Is marketing an art or a science? This is a more important question than the typical “chicken versus egg” treatment it usually gets because it sets up two questions:
First, what sort of marketer are you? Are you an “artist” or a “technocrat”? A Branson or a … well, “technocrat”? Some gravitate to one role better than they do to the other and acknowledging how you do what you do up front helps not only your team and your shareholders, but it also helps you come to grips with how you want to approach your role.
Second, it goes a long way in aligning you with the CEO, who may or may not share your enthusiasm for things like “buzz.” So, quite apart from a purely academic exercise, how you answer this question goes a long way in determining how you and your CEO will end up getting along. Let’s take a quick dive into each, tackle the advantages and pitfalls of each, and see if we agree. Or not.
Marketing as art:
First and foremost, marketing is about creating desire. Creation, by definition, is an active word and requires an artist’s imagination. Regardless of your need to measure, one must measure something of worth and value. I’ve seen too many Mid-Range Plans that have endless statements of the obvious and pitifully little creative attention to “what we will do.” Analysis isn’t what marketers are paid to do. Creating desire is what they’re paid to do, and measuring the worth of their efforts is the professional hygiene that comes with the territory. Therefore, marketing is an art.

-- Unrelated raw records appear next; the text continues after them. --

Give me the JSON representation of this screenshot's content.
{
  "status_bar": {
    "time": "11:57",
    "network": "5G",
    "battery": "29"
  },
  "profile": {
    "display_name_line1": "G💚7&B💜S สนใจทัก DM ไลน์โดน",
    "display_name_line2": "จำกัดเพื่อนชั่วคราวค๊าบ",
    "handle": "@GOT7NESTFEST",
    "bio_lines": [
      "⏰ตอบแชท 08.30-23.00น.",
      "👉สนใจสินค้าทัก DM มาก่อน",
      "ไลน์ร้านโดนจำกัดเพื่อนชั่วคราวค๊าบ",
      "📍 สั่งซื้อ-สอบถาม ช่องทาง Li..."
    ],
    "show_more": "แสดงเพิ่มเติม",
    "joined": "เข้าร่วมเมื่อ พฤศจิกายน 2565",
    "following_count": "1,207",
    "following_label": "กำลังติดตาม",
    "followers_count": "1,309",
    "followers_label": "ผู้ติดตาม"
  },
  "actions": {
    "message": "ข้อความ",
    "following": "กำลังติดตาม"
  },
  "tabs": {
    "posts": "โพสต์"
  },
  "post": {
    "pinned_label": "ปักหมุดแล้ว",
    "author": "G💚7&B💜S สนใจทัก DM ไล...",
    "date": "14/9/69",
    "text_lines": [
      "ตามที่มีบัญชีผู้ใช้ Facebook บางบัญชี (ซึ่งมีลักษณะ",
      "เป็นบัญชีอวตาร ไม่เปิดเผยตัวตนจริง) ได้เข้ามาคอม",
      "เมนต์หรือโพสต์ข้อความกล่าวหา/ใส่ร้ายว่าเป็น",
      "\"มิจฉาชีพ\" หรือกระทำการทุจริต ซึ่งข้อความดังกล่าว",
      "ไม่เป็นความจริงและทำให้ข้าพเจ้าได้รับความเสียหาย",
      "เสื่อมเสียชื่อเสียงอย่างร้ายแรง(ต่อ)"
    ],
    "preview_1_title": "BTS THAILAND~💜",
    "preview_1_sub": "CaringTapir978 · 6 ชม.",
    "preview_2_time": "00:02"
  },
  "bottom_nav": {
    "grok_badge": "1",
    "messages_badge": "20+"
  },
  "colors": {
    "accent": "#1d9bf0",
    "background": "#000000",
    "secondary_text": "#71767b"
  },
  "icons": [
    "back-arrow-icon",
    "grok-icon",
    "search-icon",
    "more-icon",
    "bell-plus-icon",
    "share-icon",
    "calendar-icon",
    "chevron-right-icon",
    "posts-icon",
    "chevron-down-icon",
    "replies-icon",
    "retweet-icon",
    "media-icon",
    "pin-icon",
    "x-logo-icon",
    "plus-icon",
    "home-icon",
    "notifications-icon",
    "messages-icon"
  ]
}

Advantages: there’s a certain “damn the torpedos!” sprezzatura to a “marketing as art” type of company. They’re creative, fast, and they do stuff that other brands wish they could do. They believe in causing a fuss in the market and are generally fun to be around. Assuming you’re a consumer.
Pitfalls: if your CEO thinks marketing is an art, you’re probably in for a rough time because your CEO is going to end up as the artist in residence. If you like taking notes, this is a good CEO for you. If you like to do marketing, this is going to be a frustrating experience.
Marketing as science:
First and foremost, marketing is the science of predicting human behavior. The human behavior we’re looking to predict is how often and with what frequency people are going to buy our stuff. Period. Desire is pointless unless action is taken, and unless we know with a reasonable degree of certainly if and when and how frequently this ever-so-important action will happen, we have lost our case. We can be wildly creative and drive our potential customers mad with desire, but we still need the discipline to remember that our ability to measure the incremental gains and the ultimate scalability of our efforts spell the difference between a self-absorbed expense and a game-changing campaign.
Creativity without discipline is a hobby. Therefore, marketing is a science.
Advantages: marketing as science companies tend to be internally predictable. Yes, you will be working for a CEO who believes marketing is black magic and will treat you as someone to be carefully watched, but at least you have them painted into the corner of your own choosing. You test and measure well and it’s hard to turn you down when you ask to scale intelligently.
Pitfalls: you will spend far more time managing internally than externally in a “marketing as science” culture. We all have a desire to go through our own pre-game arming sequence, strapping on high-impact programs and launching campaigns at will, and in this type of company this will remain an unfulfilled fantasy. Take solace in the fact that you can prove your worth easily and shame your colleagues in finance into supporting you when the math is on your side.
* * *
The role of a professional marketer is to create desire and drive action in a predicable, scalable manner. Your CEO wants to know what one more dollar spent in marketing will give the company. So does everyone else at the board room table. Forget for the moment that no one at that same table could answer this same question posed to them about any other functional group in your organization, but this is no excuse for you not to have an answer. Everyone demands that marketing answer this imponderable question because marketing is the one function that everyone thinks they intuitively get and no one fully comprehends. So test often, measure everything, heavily borrow from other successful companies (especially those who believe marketing is an art, because they make the best case studies) and ask for more money with the facts on your side.
Marketing demands creativity and discipline, much like architecture, medicine, physics, sports, parenting and everything else. You can decide whether this makes it an art or a science.